Be that as it may...Sony's nominations for CoY are the RX10, the A7, and the A7r.
*Rocky had just won best picture, which at the time I thought was...let me be diplomatic...not the right choice.
Original contents copyright 2013 by Michael C. Johnston and/or the bylined author. All Rights Reserved. Links in this post may be to our affiliates; sales through affiliate links may benefit this site.
(To see all the comments, click on the "Comments" link below.)
Featured Comments from:
Steve Greenwood: "Currently in San Francisco with a Sony A7 and the 35mm ƒ/2.8 from Lens Rentals—goes back in a couple of days. Won't really know about overall quality until after some serious time with the iMac and the 13x19" Epson at home, so I'll confine myself to first impressions in the hand and carried on the shoulder. Which are very positive. In size it's about the same as my Panny G3, and carried on a shoulder strap it's about the same—easy to forget it's there. Impressive for full frame. Viewfinder is excellent and completely usable for this eyeglass wearer. Controls are good and fall readily to my fingers. The Zeiss looks to be a little gem; I like the way it is essentially self-hooding. I debated whether to rent this or the RX10 for this trip. I will rent the RX10 before making a purchase. But the bottom line is that for me, all the possibilities are Sonys."
Speed: "The death of dedicated cameras in favor of phones has been forecast for several years. Hasn't happened so far. Instead we're getting more choices, many not from Canon or Nikon. Good for us. I hope that the CoY choice is even more difficult and controversial next year. And the next."
Bill OBrien: "My comment about the Sony A3000: cameras take pictures plus lots of other things. If you are only interested in taking pictures, the 'lots of other things' just get in the way. The A3000 is a very good camera; the lens it comes with is really good. Resolution of the lens and sensor are close to some other very expensive cameras. My point: When you say '(not linked because we don't recommend it)' it leaves the impression you know something 'not good' about the camera but are not going to explain. Have you used one?
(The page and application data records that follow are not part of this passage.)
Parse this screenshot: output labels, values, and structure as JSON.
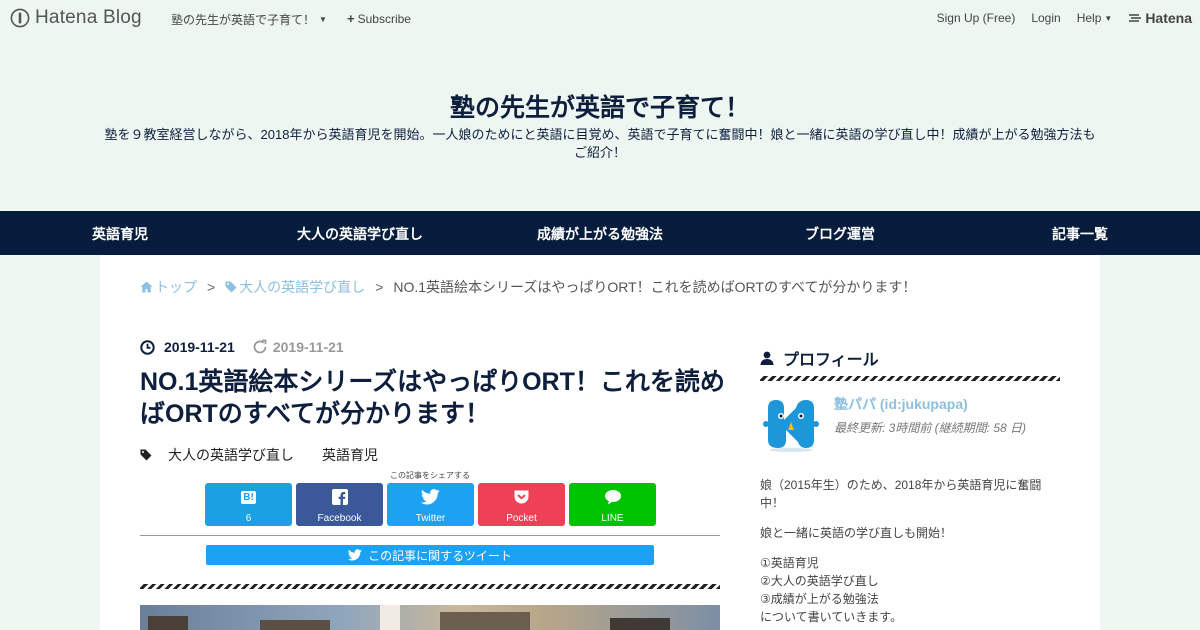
{
  "topbar": {
    "brand": "Hatena Blog",
    "blog_menu": "塾の先生が英語で子育て！",
    "subscribe": "Subscribe",
    "signup": "Sign Up (Free)",
    "login": "Login",
    "help": "Help",
    "hatena": "Hatena"
  },
  "header": {
    "title": "塾の先生が英語で子育て！",
    "description": "塾を９教室経営しながら、2018年から英語育児を開始。一人娘のためにと英語に目覚め、英語で子育てに奮闘中！娘と一緒に英語の学び直し中！成績が上がる勉強方法もご紹介！"
  },
  "nav": {
    "items": [
      "英語育児",
      "大人の英語学び直し",
      "成績が上がる勉強法",
      "ブログ運営",
      "記事一覧"
    ]
  },
  "breadcrumb": {
    "top": "トップ",
    "category": "大人の英語学び直し",
    "current": "NO.1英語絵本シリーズはやっぱりORT！これを読めばORTのすべてが分かります！",
    "separator": ">"
  },
  "entry": {
    "published": "2019-11-21",
    "updated": "2019-11-21",
    "title": "NO.1英語絵本シリーズはやっぱりORT！これを読めばORTのすべてが分かります！",
    "categories": [
      "大人の英語学び直し",
      "英語育児"
    ],
    "share_caption": "この記事をシェアする",
    "share_buttons": [
      {
        "icon": "hatebu-icon",
        "label": "6",
        "color": "#1ba0e1"
      },
      {
        "icon": "facebook-icon",
        "label": "Facebook",
        "color": "#3b5998"
      },
      {
        "icon": "twitter-icon",
        "label": "Twitter",
        "color": "#1da1f2"
      },
      {
        "icon": "pocket-icon",
        "label": "Pocket",
        "color": "#ee4056"
      },
      {
        "icon": "line-icon",
        "label": "LINE",
        "color": "#00c300"
      }
    ],
    "tweet_bar": "この記事に関するツイート"
  },
  "sidebar": {
    "profile_title": "プロフィール",
    "name": "塾パパ (id:jukupapa)",
    "last_update": "最終更新: 3時間前 (継続期間: 58 日)",
    "bio": [
      "娘（2015年生）のため、2018年から英語育児に奮闘中！",
      "娘と一緒に英語の学び直しも開始！"
    ],
    "topics": [
      "①英語育児",
      "②大人の英語学び直し",
      "③成績が上がる勉強法",
      "について書いていきます。"
    ]
  },
  "colors": {
    "page_bg": "#eef6f1",
    "nav_bg": "#061c3d",
    "title_color": "#0e1f3d",
    "link_color": "#8cbfe0"
  }
}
Do you know any one who has used one?"
Mike replies: No, I've not even seen one, but yes, a "trusted friend of the site," Kirk Tuck, has used one and gave it a negative review. I'm not saying Kirk is infallible in his every opinion (I don't think he'd say so either), but I do think the A3000 has a bit of a "Yugo Problem." The Yugo Problem, first discovered by Henry Ford (although not by that name of course), is that very cheap new products have to compete with the used market. Either a) better products available used for the same price as the new product, or b) products of the same quality available used for even less. I'm not willing to say the A3000 is a bad camera, or that some buyers might not enjoy and appreciate it, but I don't think it's a good idea for us to recommend it.